The San Diego Mayoral campaign is officially a horse race. Both candidates have locked up their voters with less than 10 percent of the electorate “undecided,” one poll says. Voters have a choice between a moderate Republican and a self-described progressive in the Obama tradition. While those choices may not appeal to movement conservatives, the next Mayor will have a huge influence on the direction of the City of San Diego for the rest of this decade. Kevin Faulconer is clearly the choice for conservatives.
Faulconer is committed to the voter-approved reform agenda while David Alvarez isn’t. Alvarez’ voting record suggests he’ll meddle in the economy, favoring centralized planning over letting people decide how to solve problems and seize opportunities. Faulconer has real world experience with a decade and a half career in the private sector, while Alvarez has spent the last decade and a half in government agency and government jobs. This is important because, in the real world, customers drive our paychecks while, in the government world, politics does.
I’ve said that David Alvarez is a serious candidate and should not be taken lightly. Alvarez is likeable, principled, and an underdog. He’s also a sycophant for the same people (labor unions and progressive activists in the local Democratic party) who gave us Bob Filner. That really matters because Big Labor and Big Government really want to undo the voter-approved reform agenda Faulconer supports.
How does Faulconer win then? GOTV effort and capturing the Comprehensive Pension Reform voters.
The Republican Party of San Diego County does a good job at Get Out the Vote but lacks a solid precinct captain structure. Volunteers are typically gathered for breakfast and dispatched to “target” neighborhoods on GOTV day. While this is helpful, the volunteer often lacks a community connection with the voter. Efforts by the Faulconer campaign and RPSDC should be made to identify local volunteers and recruit them to become long-standing precinct captains. Those precinct captains should know that they are responsible only for turning out the 100 or so Republican voters in their “territory.” Their message should be simple:
1- San Diego’s direction, for the next 7 years, is at stake.
2- The machine which opposes Faulconer opposes the reform agenda the voters approved.
3- The machine backs a community organizer type of candidate with no experience in the real (private) sector.
Capturing the Comprehensive Pension Reform Voters
A lot of registered Democrats and DTS voters supported Comprehensive Pension Reform. Identifying those voters shouldn’t be too hard. Once identified, the Faulconer campaign should use two surrogates to help deliver the message: Carl DeMaio and Jerry Sanders. Both DeMaio and Sanders are respected by the DTS and Democrats who voted for Comprehensive Pension Reform. Their message might be:
1- Faulconer helped San Diego recover from the Murphy era–he puts pragmatism over party.
2- Faulconer was a key ally in the reform agenda which the voters approved.
3- The same people who backed Filner are trying to defeat the reform agenda with a surrogate candidate (Alvarez).
4- San Diego can’t afford to go back to the union-influenced ways of the last century.
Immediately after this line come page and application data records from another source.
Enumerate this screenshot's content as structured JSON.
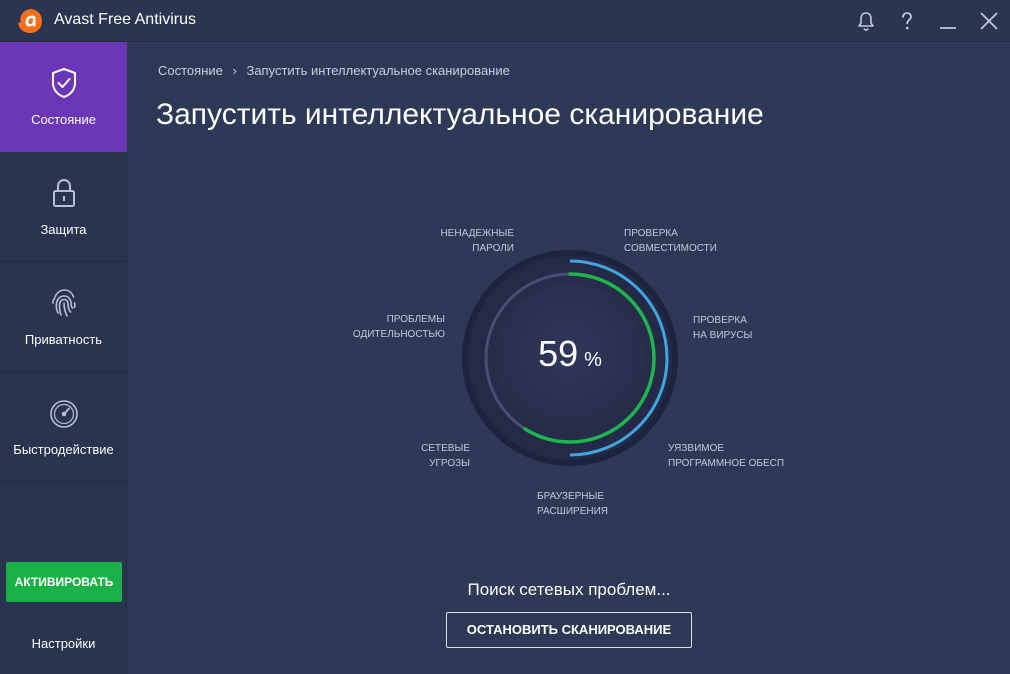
{
  "window": {
    "title": "Avast Free Antivirus",
    "brand_color": "#f96e1b"
  },
  "sidebar": {
    "items": [
      {
        "label": "Состояние",
        "icon": "shield-check-icon",
        "active": true
      },
      {
        "label": "Защита",
        "icon": "lock-icon",
        "active": false
      },
      {
        "label": "Приватность",
        "icon": "fingerprint-icon",
        "active": false
      },
      {
        "label": "Быстродействие",
        "icon": "speedometer-icon",
        "active": false
      }
    ],
    "activate_label": "АКТИВИРОВАТЬ",
    "settings_label": "Настройки",
    "active_color": "#6b37b8",
    "activate_color": "#19b148"
  },
  "breadcrumb": {
    "root": "Состояние",
    "separator": "›",
    "current": "Запустить интеллектуальное сканирование"
  },
  "page_title": "Запустить интеллектуальное сканирование",
  "scan": {
    "progress_value": "59",
    "progress_unit": "%",
    "progress_fraction": 0.59,
    "labels": {
      "passwords": [
        "НЕНАДЕЖНЫЕ",
        "ПАРОЛИ"
      ],
      "compatibility": [
        "ПРОВЕРКА",
        "СОВМЕСТИМОСТИ"
      ],
      "viruses": [
        "ПРОВЕРКА",
        "НА ВИРУСЫ"
      ],
      "software": [
        "УЯЗВИМОЕ",
        "ПРОГРАММНОЕ ОБЕСП"
      ],
      "browser": [
        "БРАУЗЕРНЫЕ",
        "РАСШИРЕНИЯ"
      ],
      "network": [
        "СЕТЕВЫЕ",
        "УГРОЗЫ"
      ],
      "performance": [
        "ПРОБЛЕМЫ",
        "ОДИТЕЛЬНОСТЬЮ"
      ]
    },
    "status_text": "Поиск сетевых проблем...",
    "stop_label": "ОСТАНОВИТЬ СКАНИРОВАНИЕ",
    "progress_color": "#1fb44e",
    "scan_color": "#3fa6e0"
  }
}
I think it bears mentioning that attacking Alvarez, as a person, is a losing proposition. Attacking the people behind Alvarez is fair game, however. Alvarez is a bright young man who has a life experience which has been limited to the public sector union-controlled world, while Faulconer is a more well-rounded, experienced leader.
The labor unions are going to try to paint Faulconer as a “tea party candidate.” That’s not necessarily a negative. Faulconer shouldn’t shy from speaking with conservative groups to explain why their support is the key to winning this election. Voters are looking for some distinction between these two candidates and, in my mind, Alvarez and Faulconer have much different world views on governance. Faulconer should make the clear distinction that his fiscally conservative record and a fiscally conservative vision is the right path to prosperity in San Diego.